And so all of those pieces came together and then the final piece was how do you find the right agent? And what I did there is, I used the acknowledgement sections of target books to see when the author thanked their agent, so I could see what agent was working on what book. And I took the business book whose format I was completely copying for my student book, found the agent of that book, wrote that agent and said, “I want to do this book, but with student advice instead. Here’s all the stuff.” And she signed me right before my 21st birthday. And I’ve been with her for 20 years now, actually. So that’s how that all started.
Tim Ferriss: Wow. That’s amazing. So let’s see. What year roughly would that have been when you signed with that agent?
Cal Newport: So this was 2003. In the spring of 2003, if my memory serves, I was 20, I turned 21 that June, I was a junior in college. I signed a contract, the book, I had pitched it as Conquer College. And the head of the agency said, “You can’t have the hard Ks right after each other.” So we changed it to How to Win at College.
And I wrote it the fall of my senior year of college. I would just wake up early and write for 60 to 90 minutes every morning. I just would wake up and write for 60 to 90 minutes. The format of the book was perfect for it, because you could do a draft of one chapter at 60 to 90 minutes. And that was that. And that book, I finished that book while still at college, and it came out right after I graduated.
I sold another book while still in college. So while that was still in production, I upgraded. I was like, “Okay, I’m now going to do a book with normal chapters.” And this was How to Become a Straight-A Student. This ended up becoming probably the biggest of my student books. I had no idea how much it had been selling in the background because it was never a big best seller, but I checked last week and that little book has sold like 300,000 copies
How working parents feel:
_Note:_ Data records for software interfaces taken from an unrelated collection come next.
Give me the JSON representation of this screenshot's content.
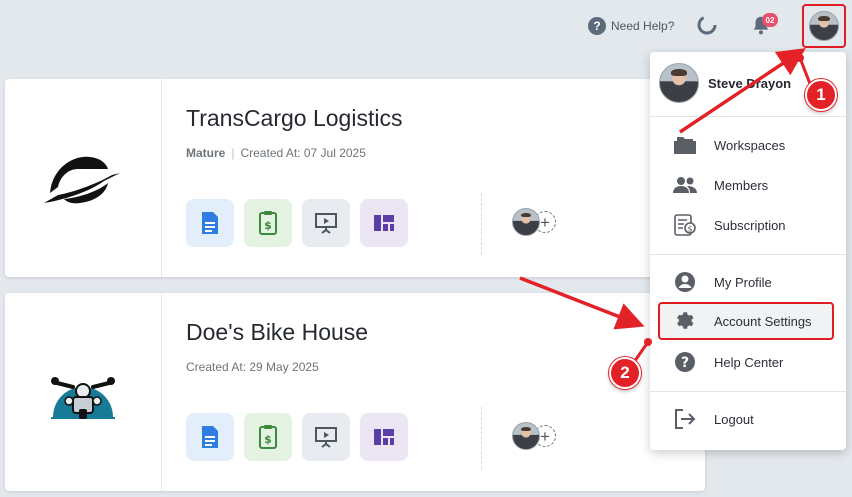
{
  "header": {
    "help_label": "Need Help?",
    "notification_count": "02",
    "icons": [
      "help-icon",
      "sync-icon",
      "bell-icon",
      "avatar"
    ]
  },
  "workspaces": [
    {
      "name": "TransCargo Logistics",
      "stage": "Mature",
      "created": "Created At: 07 Jul 2025",
      "tools": [
        "document-icon",
        "invoice-icon",
        "presentation-icon",
        "board-icon"
      ]
    },
    {
      "name": "Doe's Bike House",
      "created": "Created At: 29 May 2025",
      "tools": [
        "document-icon",
        "invoice-icon",
        "presentation-icon",
        "board-icon"
      ]
    }
  ],
  "menu": {
    "user_name": "Steve Drayon",
    "items": [
      {
        "label": "Workspaces",
        "icon": "folder-icon"
      },
      {
        "label": "Members",
        "icon": "people-icon"
      },
      {
        "label": "Subscription",
        "icon": "receipt-icon"
      },
      {
        "label": "My Profile",
        "icon": "person-icon"
      },
      {
        "label": "Account Settings",
        "icon": "gear-icon"
      },
      {
        "label": "Help Center",
        "icon": "help-icon"
      },
      {
        "label": "Logout",
        "icon": "logout-icon"
      }
    ]
  },
  "annotations": {
    "step1": "1",
    "step2": "2",
    "color": "#e32228"
  },
  "colors": {
    "highlight_border": "#e01d23",
    "badge": "#e5506b",
    "page_bg": "#e3e8ed"
  }
}
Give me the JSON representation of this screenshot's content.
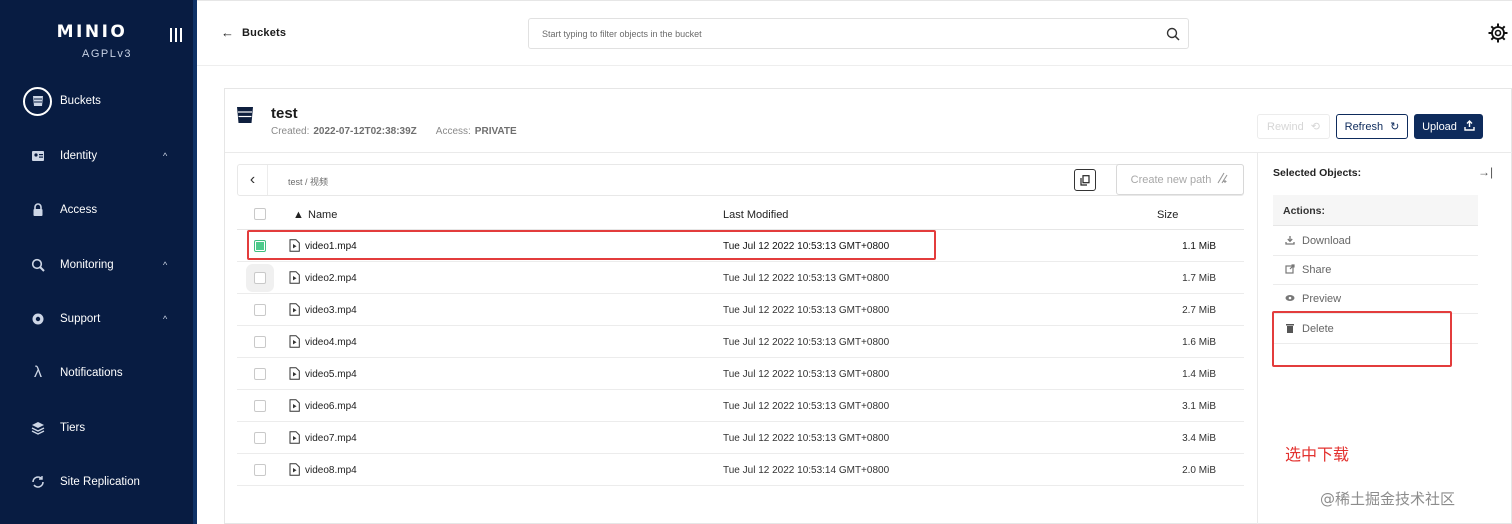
{
  "sidebar": {
    "brand": "MINIO",
    "license": "AGPLv3",
    "items": [
      {
        "label": "Buckets",
        "icon": "bucket-icon",
        "active": true
      },
      {
        "label": "Identity",
        "icon": "identity-icon",
        "expandable": true
      },
      {
        "label": "Access",
        "icon": "lock-icon"
      },
      {
        "label": "Monitoring",
        "icon": "monitoring-icon",
        "expandable": true
      },
      {
        "label": "Support",
        "icon": "support-icon",
        "expandable": true
      },
      {
        "label": "Notifications",
        "icon": "lambda-icon"
      },
      {
        "label": "Tiers",
        "icon": "tiers-icon"
      },
      {
        "label": "Site Replication",
        "icon": "replication-icon"
      }
    ]
  },
  "header": {
    "back_label": "Buckets",
    "search_placeholder": "Start typing to filter objects in the bucket"
  },
  "bucket": {
    "name": "test",
    "created_label": "Created:",
    "created_value": "2022-07-12T02:38:39Z",
    "access_label": "Access:",
    "access_value": "PRIVATE",
    "rewind_label": "Rewind",
    "refresh_label": "Refresh",
    "upload_label": "Upload"
  },
  "path": {
    "breadcrumb": "test / 视频",
    "create_new_path_label": "Create new path"
  },
  "table": {
    "columns": {
      "name": "Name",
      "last_modified": "Last Modified",
      "size": "Size"
    },
    "rows": [
      {
        "name": "video1.mp4",
        "modified": "Tue Jul 12 2022 10:53:13 GMT+0800",
        "size": "1.1 MiB",
        "selected": true
      },
      {
        "name": "video2.mp4",
        "modified": "Tue Jul 12 2022 10:53:13 GMT+0800",
        "size": "1.7 MiB",
        "selected": false
      },
      {
        "name": "video3.mp4",
        "modified": "Tue Jul 12 2022 10:53:13 GMT+0800",
        "size": "2.7 MiB",
        "selected": false
      },
      {
        "name": "video4.mp4",
        "modified": "Tue Jul 12 2022 10:53:13 GMT+0800",
        "size": "1.6 MiB",
        "selected": false
      },
      {
        "name": "video5.mp4",
        "modified": "Tue Jul 12 2022 10:53:13 GMT+0800",
        "size": "1.4 MiB",
        "selected": false
      },
      {
        "name": "video6.mp4",
        "modified": "Tue Jul 12 2022 10:53:13 GMT+0800",
        "size": "3.1 MiB",
        "selected": false
      },
      {
        "name": "video7.mp4",
        "modified": "Tue Jul 12 2022 10:53:13 GMT+0800",
        "size": "3.4 MiB",
        "selected": false
      },
      {
        "name": "video8.mp4",
        "modified": "Tue Jul 12 2022 10:53:14 GMT+0800",
        "size": "2.0 MiB",
        "selected": false
      }
    ]
  },
  "panel": {
    "selected_objects_label": "Selected Objects:",
    "actions_label": "Actions:",
    "actions": [
      {
        "label": "Download",
        "icon": "download-icon"
      },
      {
        "label": "Share",
        "icon": "share-icon"
      },
      {
        "label": "Preview",
        "icon": "eye-icon"
      },
      {
        "label": "Delete",
        "icon": "trash-icon"
      }
    ]
  },
  "annotation": {
    "note": "选中下载",
    "color": "#e3322f"
  },
  "watermark": "@稀土掘金技术社区",
  "colors": {
    "sidebar_bg": "#081c42",
    "primary": "#0e2b5c",
    "checkbox_checked": "#4ecb8c"
  }
}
This is superb expression of the importance of the skill of writing. Bonus: You get two quotes in one tweet!
"Your biggest enemy is a day spent not writing, not a day spent writing too little."
- Tyler Cowen
You can fool some of the people all of the time or all of the people for some of the time...
Ms. Elizabeth Holmes sure seems to have achieved the latter. In this recreation of an astounding story, we get to know Holmes, her family, her co-workers and investors in deep detail.
As mentioned above, I wrote about a compelling scene where Holmes employs her legendary persuasive skills to convince a sceptical investor.
a. Lee Mack once rescued a duckling (5:11)
I know, I know. You've been missing my Lee Mack video recommendations. I've certainly been seeing my fair share of them and well, it's only fair that I share some with you!
Such a hilarious demonstration of quick-wittedness and expressive storytelling.
That's it folks: my recommended reads, listens and views for the week.